[ABOUT THIS TASK] Please report how many lines below contain "type", writing nothing except the number.

Component data from apps and pages:
►
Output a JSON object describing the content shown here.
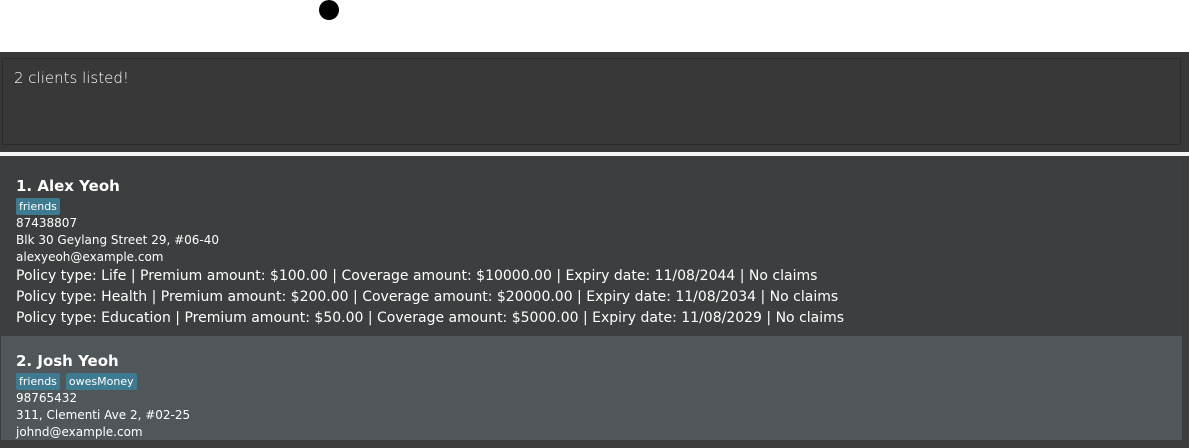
{
  "status": {
    "message": "2 clients listed!"
  },
  "clients": [
    {
      "name": "1. Alex Yeoh",
      "tags": [
        "friends"
      ],
      "phone": "87438807",
      "address": "Blk 30 Geylang Street 29, #06-40",
      "email": "alexyeoh@example.com",
      "policies": [
        "Policy type: Life | Premium amount: $100.00 | Coverage amount: $10000.00 | Expiry date: 11/08/2044 | No claims",
        "Policy type: Health | Premium amount: $200.00 | Coverage amount: $20000.00 | Expiry date: 11/08/2034 | No claims",
        "Policy type: Education | Premium amount: $50.00 | Coverage amount: $5000.00 | Expiry date: 11/08/2029 | No claims"
      ]
    },
    {
      "name": "2. Josh Yeoh",
      "tags": [
        "friends",
        "owesMoney"
      ],
      "phone": "98765432",
      "address": "311, Clementi Ave 2, #02-25",
      "email": "johnd@example.com",
      "policies": []
    }
  ],
  "colors": {
    "panel_bg": "#383838",
    "card_default": "#3c3e3f",
    "card_selected": "#505659",
    "tag_bg": "#3e7b91"
  }
}
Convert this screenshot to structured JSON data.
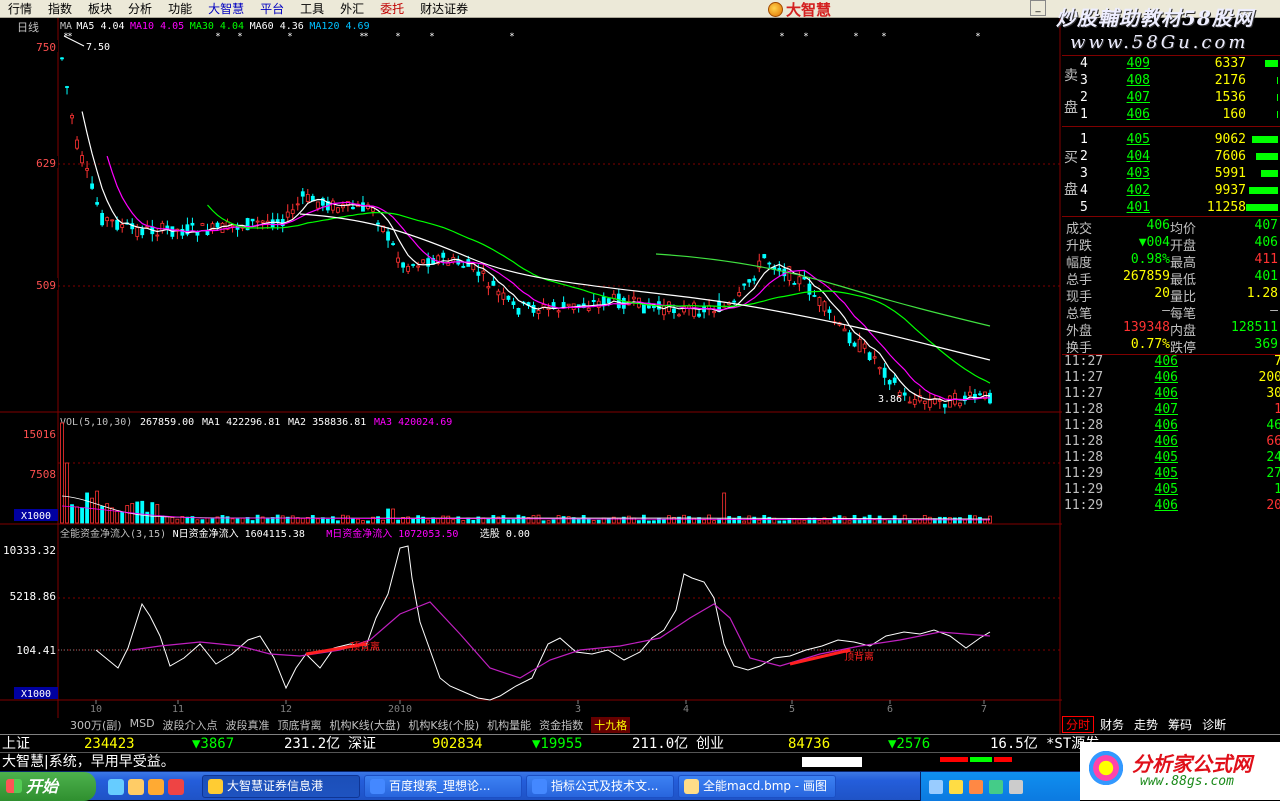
{
  "menu": [
    "行情",
    "指数",
    "板块",
    "分析",
    "功能",
    "大智慧",
    "平台",
    "工具",
    "外汇",
    "委托",
    "财达证券"
  ],
  "menu_colors": [
    "#000",
    "#000",
    "#000",
    "#000",
    "#000",
    "#0000c0",
    "#0000c0",
    "#000",
    "#000",
    "#c00000",
    "#000"
  ],
  "logo": "大智慧",
  "watermark": {
    "line1": "炒股輔助教材58股网",
    "line2": "www.58Gu.com"
  },
  "chart": {
    "period": "日线",
    "ma_legend": [
      {
        "text": "MA",
        "color": "#c0c0c0"
      },
      {
        "text": "MA5 4.04",
        "color": "#ffffff"
      },
      {
        "text": "MA10 4.05",
        "color": "#ff00ff"
      },
      {
        "text": "MA30 4.04",
        "color": "#00ff00"
      },
      {
        "text": "MA60 4.36",
        "color": "#ffffff"
      },
      {
        "text": "MA120 4.69",
        "color": "#00c0ff"
      }
    ],
    "price_axis": [
      "750",
      "629",
      "509"
    ],
    "high_note": "7.50",
    "low_note": "3.86",
    "vol_legend": [
      {
        "text": "VOL(5,10,30)",
        "color": "#c0c0c0"
      },
      {
        "text": "267859.00",
        "color": "#ffffff"
      },
      {
        "text": "MA1 422296.81",
        "color": "#ffffff"
      },
      {
        "text": "MA2 358836.81",
        "color": "#ffffff"
      },
      {
        "text": "MA3 420024.69",
        "color": "#ff00ff"
      }
    ],
    "vol_axis": [
      "15016",
      "7508",
      "X1000"
    ],
    "ind_legend": [
      {
        "text": "全能资金净流入(3,15)",
        "color": "#c0c0c0"
      },
      {
        "text": "N日资金净流入 1604115.38",
        "color": "#ffffff"
      },
      {
        "text": "M日资金净流入 1072053.50",
        "color": "#ff00ff"
      },
      {
        "text": "选股 0.00",
        "color": "#ffffff"
      }
    ],
    "ind_axis": [
      "10333.32",
      "5218.86",
      "104.41",
      "X1000"
    ],
    "divergence_label": "顶背离",
    "year_label": "2010",
    "date_ticks": [
      "10",
      "11",
      "12",
      "2010",
      "3",
      "4",
      "5",
      "6",
      "7"
    ],
    "colors": {
      "up": "#ff3232",
      "down": "#00ffff",
      "grid": "#800000",
      "ma5": "#ffffff",
      "ma10": "#ff00ff",
      "ma30": "#00ff00",
      "ma60": "#ffffff"
    }
  },
  "chart_data": {
    "type": "candlestick",
    "y_axis_ticks": [
      750,
      629,
      509
    ],
    "high": 7.5,
    "low": 3.86
  },
  "order_book": {
    "sell_label": "卖盘",
    "buy_label": "买盘",
    "sell": [
      {
        "level": "4",
        "price": "409",
        "vol": "6337",
        "bar": 0.42
      },
      {
        "level": "3",
        "price": "408",
        "vol": "2176",
        "bar": 0.04
      },
      {
        "level": "2",
        "price": "407",
        "vol": "1536",
        "bar": 0.03
      },
      {
        "level": "1",
        "price": "406",
        "vol": "160",
        "bar": 0.03
      }
    ],
    "buy": [
      {
        "level": "1",
        "price": "405",
        "vol": "9062",
        "bar": 0.82
      },
      {
        "level": "2",
        "price": "404",
        "vol": "7606",
        "bar": 0.68
      },
      {
        "level": "3",
        "price": "403",
        "vol": "5991",
        "bar": 0.52
      },
      {
        "level": "4",
        "price": "402",
        "vol": "9937",
        "bar": 0.9
      },
      {
        "level": "5",
        "price": "401",
        "vol": "11258",
        "bar": 1.0
      }
    ]
  },
  "stats": [
    {
      "k1": "成交",
      "v1": "406",
      "c1": "#00ff00",
      "k2": "均价",
      "v2": "407",
      "c2": "#00ff00"
    },
    {
      "k1": "升跌",
      "v1": "▼004",
      "c1": "#00ff00",
      "k2": "开盘",
      "v2": "406",
      "c2": "#00ff00"
    },
    {
      "k1": "幅度",
      "v1": "0.98%",
      "c1": "#00ff00",
      "k2": "最高",
      "v2": "411",
      "c2": "#ff3232"
    },
    {
      "k1": "总手",
      "v1": "267859",
      "c1": "#ffff00",
      "k2": "最低",
      "v2": "401",
      "c2": "#00ff00"
    },
    {
      "k1": "现手",
      "v1": "20",
      "c1": "#ffff00",
      "k2": "量比",
      "v2": "1.28",
      "c2": "#ffff00"
    },
    {
      "k1": "总笔",
      "v1": "—",
      "c1": "#c0c0c0",
      "k2": "每笔",
      "v2": "—",
      "c2": "#c0c0c0"
    },
    {
      "k1": "外盘",
      "v1": "139348",
      "c1": "#ff3232",
      "k2": "内盘",
      "v2": "128511",
      "c2": "#00ff00"
    },
    {
      "k1": "换手",
      "v1": "0.77%",
      "c1": "#ffff00",
      "k2": "跌停",
      "v2": "369",
      "c2": "#00ff00"
    }
  ],
  "ticks": [
    {
      "t": "11:27",
      "p": "406",
      "v": "7",
      "c": "#ffff00"
    },
    {
      "t": "11:27",
      "p": "406",
      "v": "200",
      "c": "#ffff00"
    },
    {
      "t": "11:27",
      "p": "406",
      "v": "30",
      "c": "#ffff00"
    },
    {
      "t": "11:28",
      "p": "407",
      "v": "1",
      "c": "#ff3232"
    },
    {
      "t": "11:28",
      "p": "406",
      "v": "46",
      "c": "#00ff00"
    },
    {
      "t": "11:28",
      "p": "406",
      "v": "66",
      "c": "#ff3232"
    },
    {
      "t": "11:28",
      "p": "405",
      "v": "24",
      "c": "#00ff00"
    },
    {
      "t": "11:29",
      "p": "405",
      "v": "27",
      "c": "#00ff00"
    },
    {
      "t": "11:29",
      "p": "405",
      "v": "1",
      "c": "#00ff00"
    },
    {
      "t": "11:29",
      "p": "406",
      "v": "20",
      "c": "#ff3232"
    }
  ],
  "side_tabs": [
    "分时",
    "财务",
    "走势",
    "筹码",
    "诊断"
  ],
  "bottom_tabs": [
    "300万(副)",
    "MSD",
    "波段介入点",
    "波段真准",
    "顶底背离",
    "机构K线(大盘)",
    "机构K线(个股)",
    "机构量能",
    "资金指数",
    "十九格"
  ],
  "status": {
    "sh_label": "上证",
    "sh_val": "234423",
    "sh_chg": "▼3867",
    "sh_amt": "231.2亿",
    "sz_label": "深证",
    "sz_val": "902834",
    "sz_chg": "▼19955",
    "sz_amt": "211.0亿",
    "cy_label": "创业",
    "cy_val": "84736",
    "cy_chg": "▼2576",
    "cy_amt": "16.5亿",
    "st_label": "*ST源发"
  },
  "message": "大智慧|系统，早用早受益。",
  "taskbar": {
    "start": "开始",
    "tasks": [
      "大智慧证券信息港",
      "百度搜索_理想论...",
      "指标公式及技术文...",
      "全能macd.bmp - 画图"
    ]
  },
  "brand_badge": {
    "name": "分析家公式网",
    "url": "www.88gs.com"
  }
}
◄
[RESPONSE BOX] 4